28. The Registrant gave his answers to questions in a calm, considered and candid manner and made no attempt to minimise the nature of his misconduct. In the Panel’s view the Registrant demonstrated full insight into his previous failings. The Panel is reassured by the honest and full terms used within the records of the mentoring sessions the Registrant had attended. These showed a natural progression and development of insight into his previous failings. The Panel noted the Registrant’s coping mechanisms which he had adopted to avoid a repetition of his previous misconduct and concluded that these were suitable and practicable strategies. The Panel gave full weight to the positive testimonial, appraisal documents and mentoring records from the Registrant’s current employer.

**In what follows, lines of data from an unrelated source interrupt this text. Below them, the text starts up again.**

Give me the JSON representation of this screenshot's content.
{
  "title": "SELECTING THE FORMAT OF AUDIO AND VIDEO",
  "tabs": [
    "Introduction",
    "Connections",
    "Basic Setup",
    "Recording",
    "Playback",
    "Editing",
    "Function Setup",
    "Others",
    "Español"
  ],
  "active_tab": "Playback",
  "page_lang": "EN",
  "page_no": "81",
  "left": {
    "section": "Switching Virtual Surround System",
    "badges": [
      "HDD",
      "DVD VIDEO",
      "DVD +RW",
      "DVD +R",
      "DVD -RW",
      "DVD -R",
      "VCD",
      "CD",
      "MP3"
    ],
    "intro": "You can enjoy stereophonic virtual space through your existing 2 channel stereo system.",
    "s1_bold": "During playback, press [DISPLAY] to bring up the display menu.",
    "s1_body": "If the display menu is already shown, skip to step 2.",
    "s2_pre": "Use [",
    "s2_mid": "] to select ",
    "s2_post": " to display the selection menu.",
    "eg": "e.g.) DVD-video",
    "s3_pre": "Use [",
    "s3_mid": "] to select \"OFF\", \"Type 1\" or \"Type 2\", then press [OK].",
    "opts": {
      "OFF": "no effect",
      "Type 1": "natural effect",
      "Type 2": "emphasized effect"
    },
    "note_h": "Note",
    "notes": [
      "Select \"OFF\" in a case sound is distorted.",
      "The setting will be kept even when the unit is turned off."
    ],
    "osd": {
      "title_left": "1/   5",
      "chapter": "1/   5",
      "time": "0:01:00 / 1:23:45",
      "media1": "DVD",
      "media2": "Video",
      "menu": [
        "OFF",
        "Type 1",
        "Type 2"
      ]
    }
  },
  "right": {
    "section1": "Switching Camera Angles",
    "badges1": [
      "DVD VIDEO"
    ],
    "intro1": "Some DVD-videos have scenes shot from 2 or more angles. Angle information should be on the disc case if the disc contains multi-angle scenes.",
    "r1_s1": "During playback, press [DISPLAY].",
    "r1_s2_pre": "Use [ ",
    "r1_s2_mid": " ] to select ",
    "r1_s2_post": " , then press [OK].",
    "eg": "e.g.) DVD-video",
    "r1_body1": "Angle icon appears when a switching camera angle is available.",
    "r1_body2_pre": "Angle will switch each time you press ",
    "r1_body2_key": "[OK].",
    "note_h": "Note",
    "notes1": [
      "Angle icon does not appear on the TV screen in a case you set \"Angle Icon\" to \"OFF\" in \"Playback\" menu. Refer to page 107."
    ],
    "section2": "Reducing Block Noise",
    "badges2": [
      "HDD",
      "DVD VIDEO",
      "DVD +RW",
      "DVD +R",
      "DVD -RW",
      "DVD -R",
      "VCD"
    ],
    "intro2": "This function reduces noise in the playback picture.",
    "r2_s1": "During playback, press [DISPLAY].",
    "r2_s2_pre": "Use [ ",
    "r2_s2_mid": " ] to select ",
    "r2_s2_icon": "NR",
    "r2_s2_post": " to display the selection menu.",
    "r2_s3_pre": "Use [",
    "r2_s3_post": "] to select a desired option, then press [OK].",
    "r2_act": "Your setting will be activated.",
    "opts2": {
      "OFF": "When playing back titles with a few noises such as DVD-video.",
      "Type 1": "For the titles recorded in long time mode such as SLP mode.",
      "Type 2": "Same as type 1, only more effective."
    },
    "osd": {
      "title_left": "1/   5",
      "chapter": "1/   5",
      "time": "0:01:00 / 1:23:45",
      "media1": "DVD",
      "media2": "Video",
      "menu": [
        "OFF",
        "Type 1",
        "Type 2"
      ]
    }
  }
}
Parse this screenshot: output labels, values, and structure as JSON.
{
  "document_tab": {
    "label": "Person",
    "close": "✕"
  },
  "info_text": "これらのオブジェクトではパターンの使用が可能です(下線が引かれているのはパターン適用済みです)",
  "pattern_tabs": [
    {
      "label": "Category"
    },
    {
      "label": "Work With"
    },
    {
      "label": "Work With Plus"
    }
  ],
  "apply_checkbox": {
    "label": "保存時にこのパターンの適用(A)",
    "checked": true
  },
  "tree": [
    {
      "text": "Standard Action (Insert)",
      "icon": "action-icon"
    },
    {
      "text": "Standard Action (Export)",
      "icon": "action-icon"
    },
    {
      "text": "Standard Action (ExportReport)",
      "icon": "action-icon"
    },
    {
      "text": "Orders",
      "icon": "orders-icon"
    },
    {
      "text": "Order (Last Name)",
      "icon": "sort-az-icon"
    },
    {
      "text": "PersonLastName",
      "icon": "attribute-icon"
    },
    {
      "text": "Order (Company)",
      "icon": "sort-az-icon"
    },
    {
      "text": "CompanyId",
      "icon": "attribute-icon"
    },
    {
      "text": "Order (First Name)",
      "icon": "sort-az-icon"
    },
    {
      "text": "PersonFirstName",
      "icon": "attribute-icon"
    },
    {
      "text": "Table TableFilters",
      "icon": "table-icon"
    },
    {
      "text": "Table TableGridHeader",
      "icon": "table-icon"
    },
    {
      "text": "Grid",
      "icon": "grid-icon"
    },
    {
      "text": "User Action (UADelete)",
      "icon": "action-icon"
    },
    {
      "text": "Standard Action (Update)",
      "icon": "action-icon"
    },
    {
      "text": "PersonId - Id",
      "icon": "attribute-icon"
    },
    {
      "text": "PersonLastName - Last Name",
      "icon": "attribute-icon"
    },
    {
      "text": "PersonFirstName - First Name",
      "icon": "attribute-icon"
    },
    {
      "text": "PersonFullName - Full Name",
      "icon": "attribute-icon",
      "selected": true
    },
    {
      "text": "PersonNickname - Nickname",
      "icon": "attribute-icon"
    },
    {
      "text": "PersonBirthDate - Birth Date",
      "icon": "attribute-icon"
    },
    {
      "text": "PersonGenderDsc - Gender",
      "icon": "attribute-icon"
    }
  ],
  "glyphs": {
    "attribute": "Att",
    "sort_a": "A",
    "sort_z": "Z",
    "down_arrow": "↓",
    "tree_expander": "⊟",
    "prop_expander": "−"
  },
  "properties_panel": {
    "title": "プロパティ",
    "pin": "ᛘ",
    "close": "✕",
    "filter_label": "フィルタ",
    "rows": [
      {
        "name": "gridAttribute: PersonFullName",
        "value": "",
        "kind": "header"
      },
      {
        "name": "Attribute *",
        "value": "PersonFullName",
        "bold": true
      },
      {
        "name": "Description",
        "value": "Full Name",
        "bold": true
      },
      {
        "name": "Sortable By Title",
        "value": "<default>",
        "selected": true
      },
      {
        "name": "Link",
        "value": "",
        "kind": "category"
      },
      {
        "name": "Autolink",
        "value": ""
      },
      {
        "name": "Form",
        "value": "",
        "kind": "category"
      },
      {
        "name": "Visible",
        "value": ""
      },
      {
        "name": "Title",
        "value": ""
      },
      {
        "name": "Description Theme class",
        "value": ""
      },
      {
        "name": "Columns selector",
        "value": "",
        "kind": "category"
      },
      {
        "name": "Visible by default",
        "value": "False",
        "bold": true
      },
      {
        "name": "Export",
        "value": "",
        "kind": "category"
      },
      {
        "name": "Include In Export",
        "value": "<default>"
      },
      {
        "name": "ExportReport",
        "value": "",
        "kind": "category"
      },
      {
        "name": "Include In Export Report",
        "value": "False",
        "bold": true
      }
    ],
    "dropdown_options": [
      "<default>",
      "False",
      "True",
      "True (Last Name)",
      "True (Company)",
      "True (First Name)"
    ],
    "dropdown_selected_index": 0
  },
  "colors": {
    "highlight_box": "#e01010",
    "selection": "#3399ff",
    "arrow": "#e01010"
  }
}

29. In relation to the recent disciplinary finding, the Panel noted the context within which this event took place. In particular, the fact that the young person’s mother had been the one to provide the Registrant with the email address at a time when she was present with the young person in a car. The Panel also noted the Registrant’s strategy to ensure that he would not repeat this error, which was to take time to consider and plan his actions rather than react immediately. Whilst the Registrant’s action had not met process the Panel is of the view that this was an isolated lapse of judgment. In the Panel’s view this did not relate materially to the misconduct found at the Final Hearing.

30. The Panel did not consider the Registrant’s failure to inform the HCPC immediately of the disciplinary action being taken by the Scouts Association as serious for two reasons. First there is no time scale for disclosure. Secondly, this matter had been disclosed in the information which the Registrant had sent to the HCPC in advance of the hearing: there had been no attempt to conceal this matter or to reduce its significance.

31. The Panel is satisfied, taking into account all of the documentary and oral evidence in respect of the previous misconduct, that the Registrant has demonstrated full insight, has fully remediated and the likelihood of repetition is, in the Panel’s view, remote. In the Panel’s view public confidence has been satisfied by the imposition of a twelve month suspension of the Registrant’s registration and there is no continuing risk to the public. In these circumstances the Panel finds that the Registrant’s fitness to practise is no longer impaired.

 

Order

The Registrar is directed to allow the Suspension Order against the registration of Mr James Reid to lapse upon expiry.

 

 

Notes

No notes available

Hearing history

History of Hearings for Mr James Reid

Date Panel Hearing type Outcomes / Status
06/04/2017 Conduct and Competence Committee Review Hearing No further action
11/04/2016 Conduct and Competence Committee Final Hearing Suspended